Even if the rationale for the use of elastic compression bandage is the improvement of the venous return to the heart caused by external lower limb compression, we did not perform a direct measure of venous return to confirm its mechanism. However, this effect seems to be sufficiently proven in the literature to warrant no additional investigation (1,26).
The prospective follow-up study was designed to evaluate the feasibility and compliance of elastic stockings, but not their efficacy. Furthermore, although we measured the magnitude of the applied pressure with elastic bandage in the acute study in any individual patient, the pressure of the elastic stockings was nominal as made by the manufacturer. Finally, it is a common experience that the magnitude of elastic compression may vary over time with the prolonged usage of the stockings. For all of these reasons, no definite conclusion regarding the efficacy of elastic stockings over the long term can be drawn from this study until confirmed by formal randomized long-term therapy studies. However, the physiology and clinical experience seem to be sufficient to warrant their use in clinical daily practice.
The patients were taking vasoactive medications potentially worsening orthostatic tolerance, and these could not be discontinued because of associated comorbidities. However, these medications were left unchanged all along the study period.
Lower limb compression bandage is effective in avoiding orthostatic systolic blood pressure decrease and reducing symptoms in elderly patients affected by progressive orthostatic hypotension. Home treatment based on self-administered elastic leg stockings seems feasible, safe, and well accepted by most patients. If the efficacy of the therapy is confirmed in a larger controlled follow-up study, elastic compression stockings may become a widely used therapy.

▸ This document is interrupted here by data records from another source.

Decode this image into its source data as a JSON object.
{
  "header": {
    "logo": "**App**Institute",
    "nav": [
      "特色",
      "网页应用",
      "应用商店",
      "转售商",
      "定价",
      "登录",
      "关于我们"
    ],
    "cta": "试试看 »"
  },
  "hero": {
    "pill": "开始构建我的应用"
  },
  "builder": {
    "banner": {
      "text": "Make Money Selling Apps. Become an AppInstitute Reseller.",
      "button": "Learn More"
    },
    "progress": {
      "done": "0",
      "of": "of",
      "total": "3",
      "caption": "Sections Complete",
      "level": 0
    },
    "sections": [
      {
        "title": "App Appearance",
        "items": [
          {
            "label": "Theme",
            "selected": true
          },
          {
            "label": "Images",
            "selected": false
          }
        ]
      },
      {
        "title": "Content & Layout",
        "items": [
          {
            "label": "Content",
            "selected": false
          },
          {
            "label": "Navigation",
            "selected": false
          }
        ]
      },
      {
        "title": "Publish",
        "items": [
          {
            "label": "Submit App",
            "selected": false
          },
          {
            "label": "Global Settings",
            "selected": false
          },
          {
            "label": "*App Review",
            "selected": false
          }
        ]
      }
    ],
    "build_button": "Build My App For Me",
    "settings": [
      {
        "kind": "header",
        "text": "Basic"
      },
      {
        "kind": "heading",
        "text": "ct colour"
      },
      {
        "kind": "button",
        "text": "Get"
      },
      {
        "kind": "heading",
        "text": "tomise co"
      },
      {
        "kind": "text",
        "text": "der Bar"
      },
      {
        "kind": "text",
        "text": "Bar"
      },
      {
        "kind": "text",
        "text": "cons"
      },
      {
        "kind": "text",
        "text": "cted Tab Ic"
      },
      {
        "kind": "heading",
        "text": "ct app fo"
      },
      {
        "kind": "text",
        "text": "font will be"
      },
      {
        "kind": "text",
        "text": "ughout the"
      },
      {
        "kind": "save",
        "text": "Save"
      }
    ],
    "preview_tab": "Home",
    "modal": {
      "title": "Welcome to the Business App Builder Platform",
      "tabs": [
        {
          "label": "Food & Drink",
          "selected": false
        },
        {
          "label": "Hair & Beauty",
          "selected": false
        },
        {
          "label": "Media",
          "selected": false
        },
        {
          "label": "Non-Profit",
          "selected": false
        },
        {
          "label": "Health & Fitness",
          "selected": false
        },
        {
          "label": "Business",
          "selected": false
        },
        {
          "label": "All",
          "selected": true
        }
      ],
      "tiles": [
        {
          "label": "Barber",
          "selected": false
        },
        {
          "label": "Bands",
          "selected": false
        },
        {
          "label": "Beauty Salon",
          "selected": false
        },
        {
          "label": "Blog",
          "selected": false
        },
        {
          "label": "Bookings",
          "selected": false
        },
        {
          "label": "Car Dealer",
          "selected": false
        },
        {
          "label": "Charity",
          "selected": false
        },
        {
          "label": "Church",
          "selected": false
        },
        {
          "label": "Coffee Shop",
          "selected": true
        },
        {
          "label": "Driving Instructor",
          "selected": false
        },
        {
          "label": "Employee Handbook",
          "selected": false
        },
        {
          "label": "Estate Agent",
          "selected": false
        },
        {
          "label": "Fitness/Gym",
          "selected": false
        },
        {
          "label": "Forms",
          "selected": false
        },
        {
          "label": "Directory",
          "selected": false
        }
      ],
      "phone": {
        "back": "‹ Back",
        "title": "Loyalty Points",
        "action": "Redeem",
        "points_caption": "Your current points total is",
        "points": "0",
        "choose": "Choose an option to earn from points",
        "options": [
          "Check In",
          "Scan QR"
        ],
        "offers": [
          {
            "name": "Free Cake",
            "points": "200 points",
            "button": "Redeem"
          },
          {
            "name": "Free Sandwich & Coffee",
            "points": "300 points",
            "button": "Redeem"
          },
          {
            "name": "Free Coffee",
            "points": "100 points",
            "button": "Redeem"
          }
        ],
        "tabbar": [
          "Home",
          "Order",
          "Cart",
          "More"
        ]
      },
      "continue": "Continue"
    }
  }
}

- Abbreviations and Acronyms
- Specific Symptom Scale Questionnaire for Orthostatic Intolerance
- Received March 27, 2006.
- Revision received May 8, 2006.
- Accepted May 29, 2006.
- American College of Cardiology Foundation
- Mosqueda-Garcia R.,
- Furlan R.,
- Tank J.,
- Fernandez-Violante R.
- Brignole M.,
- Menozzi C.,
- Del Rosso A.,
- et al.
- Brignole M.,
- Menozzi C.,
- Bartoletti A.,
- et al.
- Bartoletti A.,
- Alboni P.,
- Ammirati F.,
- et al.
- Brignole M.,
- Alboni P.,
- Benditt D.G.,
- et al.
- Low P.A.,
- Gilden J.L.,
- Freeman R.,
- et al.
- Mathias C.J.,
- Kimber J.R.